The first two Weezer albums are two of the finest exponents of American pop/rock music ever produced thus far. They are impossible to turn off, and absolutely joy to listen to. I quite enjoy the green album, think Pork and Beans was a great song, but I haven’t really paid that much attention to their catalogue since the green album. Their music seemed to go off the boil for me a bit, and most of the songs didn’t quiet connect.
And, this seems to be a wider feeling – two perfect albums, and a few good songs since then but nothing really that mouth-wateirng. With the new single, Back to the Shack, Rivers Cuomo seems to acknowledge this.
Here, the focus is on big riffs, and bigger chorus – ones ordered off of a menu for a sing-a-long. And, really, there’s nothing bad about the song, but it does feel a bit as if they’re phoning it in. Perhaps this perception is not helped by the honest, if rather depressing lyrics.
No one comes off that well, here. Cuomo is saying that the audience were unwilling to go along with his escipades into other sorts of music, while he is criticising himself for not clinging to these unmoving bunch of luddities:

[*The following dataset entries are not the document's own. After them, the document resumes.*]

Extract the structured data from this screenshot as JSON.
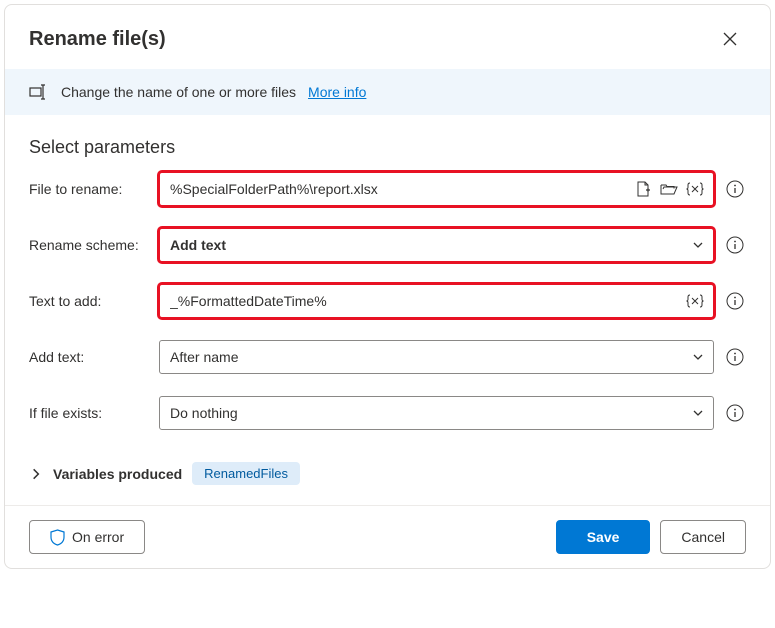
{
  "dialog": {
    "title": "Rename file(s)",
    "info_text": "Change the name of one or more files",
    "more_info": "More info",
    "section_title": "Select parameters"
  },
  "fields": {
    "file_to_rename": {
      "label": "File to rename:",
      "value": "%SpecialFolderPath%\\report.xlsx"
    },
    "rename_scheme": {
      "label": "Rename scheme:",
      "value": "Add text"
    },
    "text_to_add": {
      "label": "Text to add:",
      "value": "_%FormattedDateTime%"
    },
    "add_text": {
      "label": "Add text:",
      "value": "After name"
    },
    "if_file_exists": {
      "label": "If file exists:",
      "value": "Do nothing"
    }
  },
  "variables": {
    "label": "Variables produced",
    "chip": "RenamedFiles"
  },
  "buttons": {
    "on_error": "On error",
    "save": "Save",
    "cancel": "Cancel"
  }
}
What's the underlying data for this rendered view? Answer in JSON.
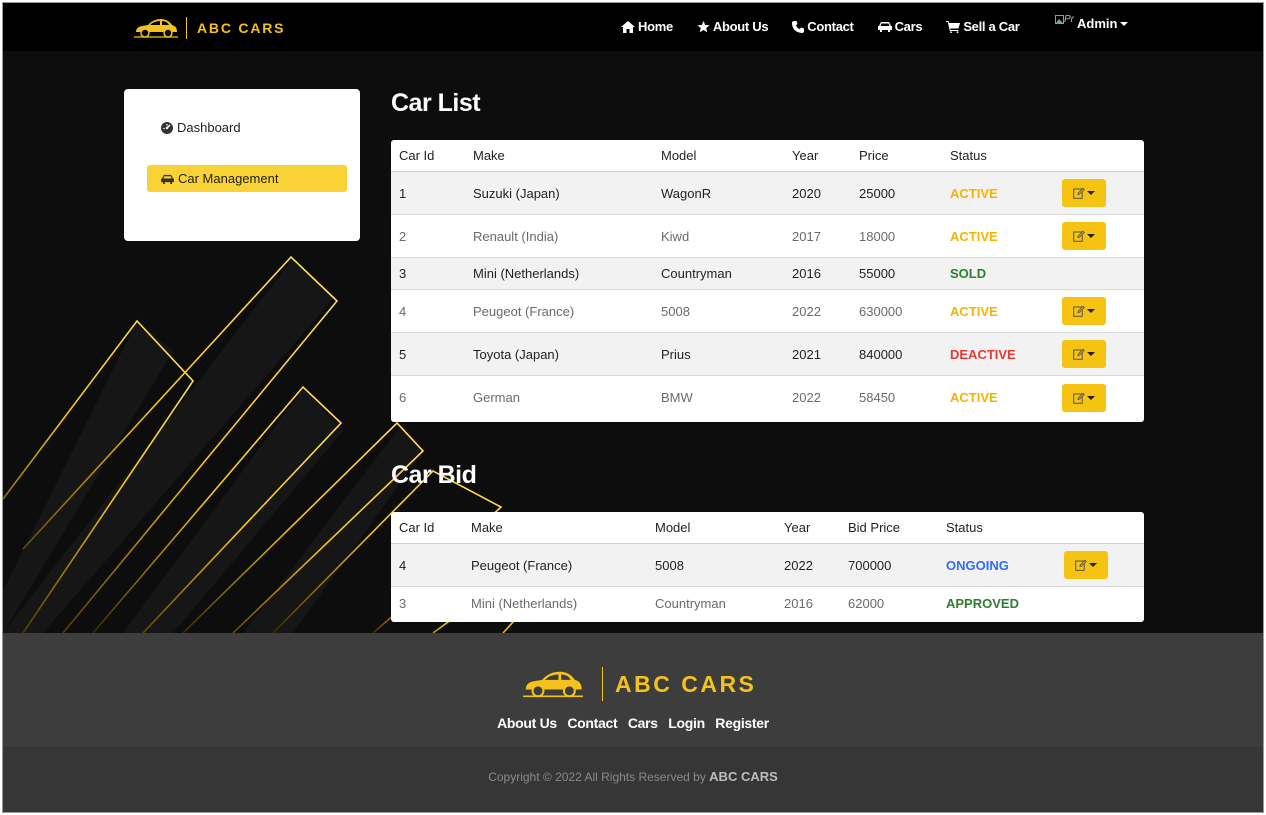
{
  "brand": {
    "name": "ABC CARS"
  },
  "nav": {
    "items": [
      {
        "label": "Home",
        "icon": "home-icon"
      },
      {
        "label": "About Us",
        "icon": "star-icon"
      },
      {
        "label": "Contact",
        "icon": "phone-icon"
      },
      {
        "label": "Cars",
        "icon": "car-icon"
      },
      {
        "label": "Sell a Car",
        "icon": "cart-icon"
      }
    ],
    "user": {
      "avatar_alt": "Pr",
      "name": "Admin"
    }
  },
  "sidebar": {
    "items": [
      {
        "label": "Dashboard",
        "icon": "dashboard-icon",
        "active": false
      },
      {
        "label": "Car Management",
        "icon": "car-icon",
        "active": true
      }
    ]
  },
  "car_list": {
    "title": "Car List",
    "columns": [
      "Car Id",
      "Make",
      "Model",
      "Year",
      "Price",
      "Status"
    ],
    "rows": [
      {
        "id": "1",
        "make": "Suzuki (Japan)",
        "model": "WagonR",
        "year": "2020",
        "price": "25000",
        "status": "ACTIVE",
        "action": true
      },
      {
        "id": "2",
        "make": "Renault (India)",
        "model": "Kiwd",
        "year": "2017",
        "price": "18000",
        "status": "ACTIVE",
        "action": true
      },
      {
        "id": "3",
        "make": "Mini (Netherlands)",
        "model": "Countryman",
        "year": "2016",
        "price": "55000",
        "status": "SOLD",
        "action": false
      },
      {
        "id": "4",
        "make": "Peugeot (France)",
        "model": "5008",
        "year": "2022",
        "price": "630000",
        "status": "ACTIVE",
        "action": true
      },
      {
        "id": "5",
        "make": "Toyota (Japan)",
        "model": "Prius",
        "year": "2021",
        "price": "840000",
        "status": "DEACTIVE",
        "action": true
      },
      {
        "id": "6",
        "make": "German",
        "model": "BMW",
        "year": "2022",
        "price": "58450",
        "status": "ACTIVE",
        "action": true
      }
    ]
  },
  "car_bid": {
    "title": "Car Bid",
    "columns": [
      "Car Id",
      "Make",
      "Model",
      "Year",
      "Bid Price",
      "Status"
    ],
    "rows": [
      {
        "id": "4",
        "make": "Peugeot (France)",
        "model": "5008",
        "year": "2022",
        "price": "700000",
        "status": "ONGOING",
        "action": true
      },
      {
        "id": "3",
        "make": "Mini (Netherlands)",
        "model": "Countryman",
        "year": "2016",
        "price": "62000",
        "status": "APPROVED",
        "action": false
      }
    ]
  },
  "footer": {
    "brand": "ABC CARS",
    "links": [
      "About Us",
      "Contact",
      "Cars",
      "Login",
      "Register"
    ],
    "copyright_prefix": "Copyright © 2022 All Rights Reserved by",
    "copyright_brand": "ABC CARS"
  },
  "colors": {
    "accent": "#f4c21a",
    "active": "#f4b400",
    "sold": "#2e7d32",
    "deactive": "#e53935",
    "ongoing": "#2f6bff",
    "approved": "#2e7d32"
  }
}
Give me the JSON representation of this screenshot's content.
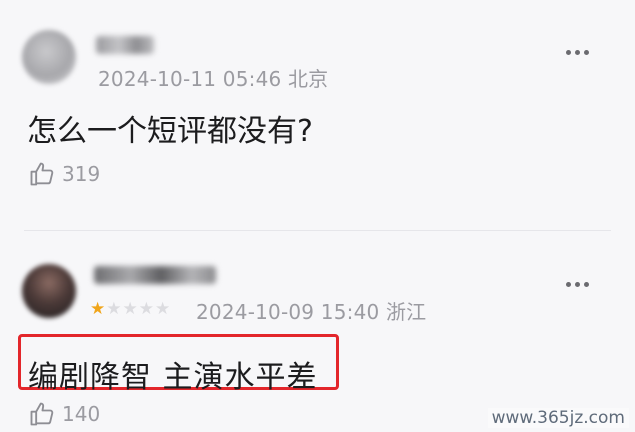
{
  "comments": [
    {
      "meta": "2024-10-11 05:46 北京",
      "text": "怎么一个短评都没有?",
      "likes": "319",
      "stars": null
    },
    {
      "meta": "2024-10-09 15:40 浙江",
      "text": "编剧降智 主演水平差",
      "likes": "140",
      "stars": {
        "filled": 1,
        "total": 5
      }
    }
  ],
  "watermark": "www.365jz.com",
  "colors": {
    "accent_highlight": "#e3262b",
    "star_on": "#f0a51b",
    "meta_gray": "#9b9ba1"
  }
}
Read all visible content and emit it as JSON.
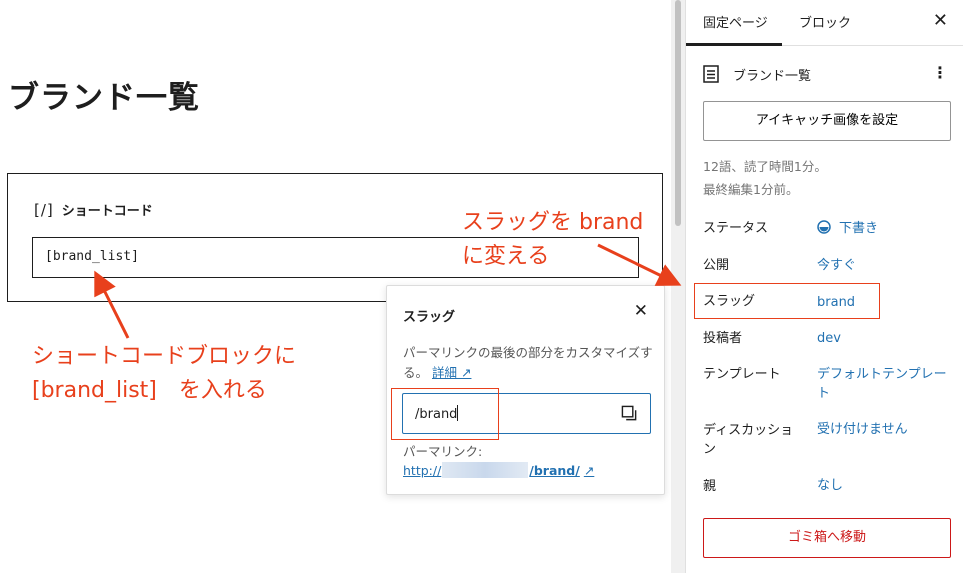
{
  "editor": {
    "page_title": "ブランド一覧",
    "shortcode_block": {
      "icon_text": "[/]",
      "label": "ショートコード",
      "value": "[brand_list]"
    }
  },
  "annotations": {
    "slug_note_line1": "スラッグを brand",
    "slug_note_line2": "に変える",
    "shortcode_note_line1": "ショートコードブロックに",
    "shortcode_note_line2": "[brand_list]　を入れる",
    "color": "#e8401c"
  },
  "slug_popover": {
    "title": "スラッグ",
    "close_icon": "close-icon",
    "description": "パーマリンクの最後の部分をカスタマイズする。",
    "details_link": "詳細 ↗",
    "input_value": "/brand",
    "permalink_label": "パーマリンク:",
    "permalink_prefix": "http://",
    "permalink_suffix": "/brand/",
    "external_arrow": "↗"
  },
  "sidebar": {
    "tabs": [
      "固定ページ",
      "ブロック"
    ],
    "active_tab": "固定ページ",
    "doc_title": "ブランド一覧",
    "featured_image_button": "アイキャッチ画像を設定",
    "word_count": "12語、読了時間1分。",
    "last_edited": "最終編集1分前。",
    "rows": [
      {
        "label": "ステータス",
        "value": "下書き"
      },
      {
        "label": "公開",
        "value": "今すぐ"
      },
      {
        "label": "スラッグ",
        "value": "brand"
      },
      {
        "label": "投稿者",
        "value": "dev"
      },
      {
        "label": "テンプレート",
        "value": "デフォルトテンプレート"
      },
      {
        "label": "ディスカッション",
        "value": "受け付けません"
      },
      {
        "label": "親",
        "value": "なし"
      }
    ],
    "trash_button": "ゴミ箱へ移動",
    "accent_color": "#2271b1",
    "danger_color": "#cc1818"
  }
}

Sorry guys, I didn’t realise/that I needed you so much. I thought I’d get a new audience, I forgot that disco sucks.
The chorus features the line “rockin’ out like it’s ’94”. While the second verse is more personal and more reflective, saying he’s grown up as a person (and also features what I take to be a The Who reference in a semi-bass fuzz break), it’s a sad proclamation. ‘What’s the point in trying to change, to progress’ the song seems to ask; why bother experimenting; sorry guys, we were wrong, no hard feelings, hey? – even if the song does sneakily feature an interesting solo and the chorus stole a synth sound from Gary Numan.
This is not a reclamation of the glory of Weezer, but rather a defeated “fuck it, we tried, but what’s the point in fighting conservativism?” I may not have paid much attention to the last few years of the Weezer catalogue, but I never thought an attempt to reclaim their youth was a good idea – is this a musical midlife crisis? The sonic equivalent of buying a motorbike?
Whenever this sort of thing happens (and it happens quite often) I find referring to Gorilla Biscuits’ ‘New Direction’:
hats off to bands that change.
Good luck, go your own way.
Why play for us, if your heart’s not in it?
And, while I am intentionally misinterpreting the lyrics of the song as a whole, I always found these lines was pertinent to both bands and the audience: why bother playing that stuff if you’re heart’s not in it, you’re just cashing in and that’s not cool. But, also it is always a shame about the conservatism of crowds – whatever fuckwits say, the black album is a superb piece of music; the two Michele Graves albums of the Misfits are great; and there’s nothing wrong with a band experimenting and doing weird things. What’s the fucking point in the 7th album of the same thing, over and over again?